“It’s hard to imagine an expression of sympathy more disingenuous. Tehran’s comments must be viewed against a backdrop of its status as the world’s most active state sponsor of terrorism, its steady propaganda against the United States, and its own brand of homophobia that has its origins in Islamic extremism,” he said.
“Iran is not all talk. The rhetoric about Western ‘arrogance’ and ‘hostility’ has been backed up by the arrests of numerous people who hold both Iranian and Western citizenships. The same goes for journalists, artists and professionals who have any meaningful connections with the West, and for activists the regime deems pro-Western,” he added.
This disconnect between the lip service Iran pays to acts of terror, while fully committing itself to supporting and funding it lies at the heart of the problem with the approach the U.S. and European Union have taken to Iran since the nuclear agreement was reached last year.
You cannot hold a state sponsor of terror such as Iran accountable when you are rushing to do business deals to enrich it. It is dangerous and will eventually lead to only more acts of terror and more chaos across the world.
The rise is terror is only matched by the abhorrent level of human rights abuses being committed by the Iranian regime as well.
Perviz Khazaii, former Ambassador of Iran in Sweden and Norway and the representative of the National Council of Resistance of Iran in Nordic countries, penned an editorial in The Diplomat highlighting these abuses.
“Violent punishments are not confined to Iran’s prisons, either. For instance, in October 2014, gangs affiliated with the regime carried out acid attacks on at least 25 Iranian women and girls who were regarded as being improperly veiled or otherwise in violation of religious norms,” he said.
“This sort of enforcement of the regime’s ruling ideology has also motivated a massive, ongoing crackdown on activists, writers, bloggers, and artists. This has helped Iran to secure its title as the largest jailer of journalists in the Middle East,” he added. “In short, the human rights situation is deteriorating at a fast pace.”

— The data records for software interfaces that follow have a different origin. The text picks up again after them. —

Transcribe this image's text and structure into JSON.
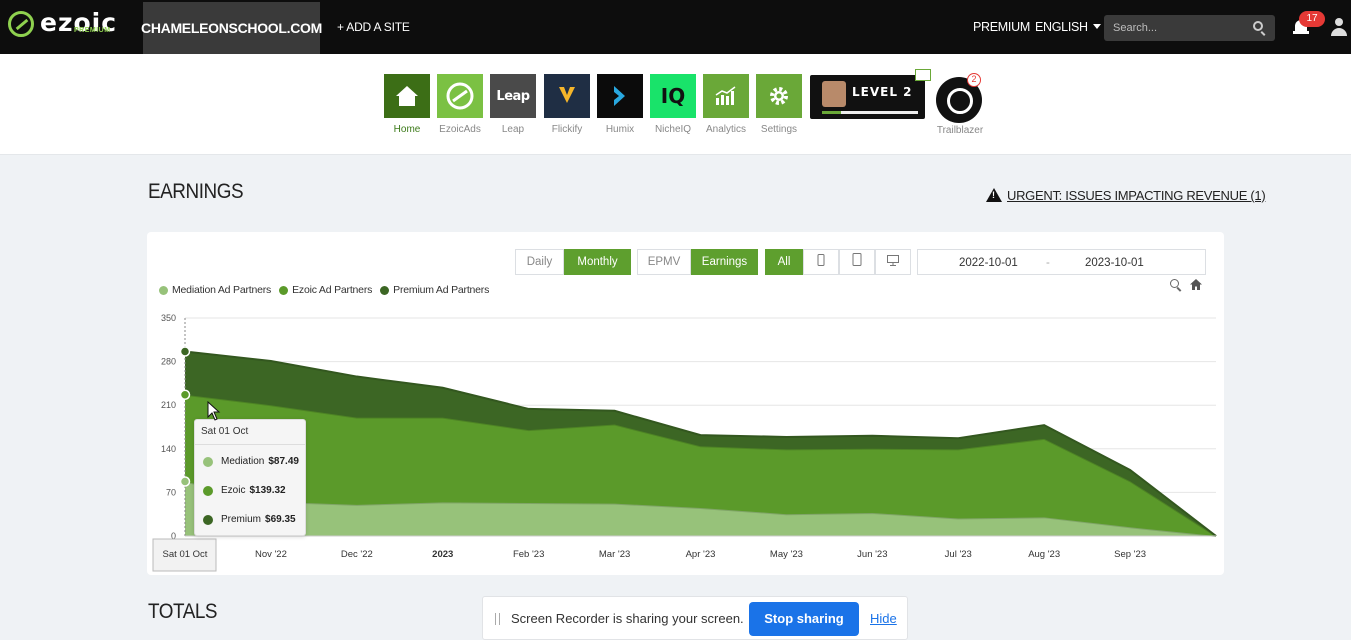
{
  "topbar": {
    "logo": "ezoic",
    "logo_sub": "PREMIUM",
    "site": "CHAMELEONSCHOOL.COM",
    "add_site": "+ ADD A SITE",
    "premium": "PREMIUM",
    "language": "ENGLISH",
    "search_placeholder": "Search...",
    "notifications": "17"
  },
  "apps": [
    {
      "label": "Home",
      "icon": "home-icon",
      "color": "#3c6e16",
      "active": true
    },
    {
      "label": "EzoicAds",
      "icon": "ezoicads-icon",
      "color": "#7bc143",
      "active": false
    },
    {
      "label": "Leap",
      "icon": "leap-icon",
      "color": "#4a4a4a",
      "active": false,
      "tile_text": "Leap"
    },
    {
      "label": "Flickify",
      "icon": "flickify-icon",
      "color": "#1f2e44",
      "active": false
    },
    {
      "label": "Humix",
      "icon": "humix-icon",
      "color": "#0b0b0b",
      "active": false
    },
    {
      "label": "NicheIQ",
      "icon": "nicheiq-icon",
      "color": "#19e36a",
      "active": false,
      "tile_text": "IQ"
    },
    {
      "label": "Analytics",
      "icon": "analytics-icon",
      "color": "#6aa838",
      "active": false
    },
    {
      "label": "Settings",
      "icon": "gear-icon",
      "color": "#6aa838",
      "active": false
    }
  ],
  "level": {
    "text": "LEVEL 2",
    "progress": 0.2
  },
  "trailblazer": {
    "label": "Trailblazer",
    "badge": "2"
  },
  "earnings": {
    "title": "EARNINGS",
    "urgent": "URGENT: ISSUES IMPACTING REVENUE (1)",
    "toggles": {
      "daily": "Daily",
      "monthly": "Monthly",
      "epmv": "EPMV",
      "earnings": "Earnings",
      "all": "All"
    },
    "date_from": "2022-10-01",
    "date_sep": "-",
    "date_to": "2023-10-01"
  },
  "chart_data": {
    "type": "area",
    "stacked": true,
    "ylim": [
      0,
      350
    ],
    "yticks": [
      0,
      70,
      140,
      210,
      280,
      350
    ],
    "categories": [
      "Sat 01 Oct",
      "Nov '22",
      "Dec '22",
      "2023",
      "Feb '23",
      "Mar '23",
      "Apr '23",
      "May '23",
      "Jun '23",
      "Jul '23",
      "Aug '23",
      "Sep '23",
      ""
    ],
    "series": [
      {
        "name": "Mediation Ad Partners",
        "color": "#97c27a",
        "values": [
          87.49,
          55,
          50,
          54,
          53,
          52,
          45,
          35,
          37,
          28,
          30,
          14,
          0
        ]
      },
      {
        "name": "Ezoic Ad Partners",
        "color": "#5b9a2a",
        "values": [
          139.32,
          155,
          140,
          136,
          117,
          127,
          99,
          104,
          103,
          111,
          126,
          74,
          0
        ]
      },
      {
        "name": "Premium Ad Partners",
        "color": "#3c6624",
        "values": [
          69.35,
          71,
          66,
          48,
          34,
          22,
          18,
          20,
          21,
          18,
          22,
          18,
          0
        ]
      }
    ],
    "legend_position": "top-left",
    "grid": true
  },
  "tooltip": {
    "date": "Sat 01 Oct",
    "rows": [
      {
        "label": "Mediation",
        "value": "$87.49",
        "color": "#97c27a"
      },
      {
        "label": "Ezoic",
        "value": "$139.32",
        "color": "#5b9a2a"
      },
      {
        "label": "Premium",
        "value": "$69.35",
        "color": "#3c6624"
      }
    ]
  },
  "totals": {
    "title": "TOTALS"
  },
  "share_bar": {
    "text": "Screen Recorder is sharing your screen.",
    "stop": "Stop sharing",
    "hide": "Hide"
  }
}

- Matthew McInnis, a resident fellow at the American Enterprise Institute, also examined how Iran’s involvement in these conflicts has fueled the rise in sectarian violence as the mullahs seek to solidify a Shia sphere of influence for themselves in Syria and Iraq in an editorial in the National Interest.
“Tehran’s most frequent foreign-policy blind spot remains underestimating the degree to which its aggressive regional activities spur sectarian and ethnic backlash. If it can avoid triggering further Sunni radicalization, an internal Shia civil war, and the potential breakup of the country, however, the Islamic Republic is likely in good shape to continue its ‘Iranianization’ of Iraqi security and political structures,” McInnis writes.
The world should stop enabling the regime and hold it accountable for the spread of terrors motivated by Islamic extremism.
By Michael Tomlinson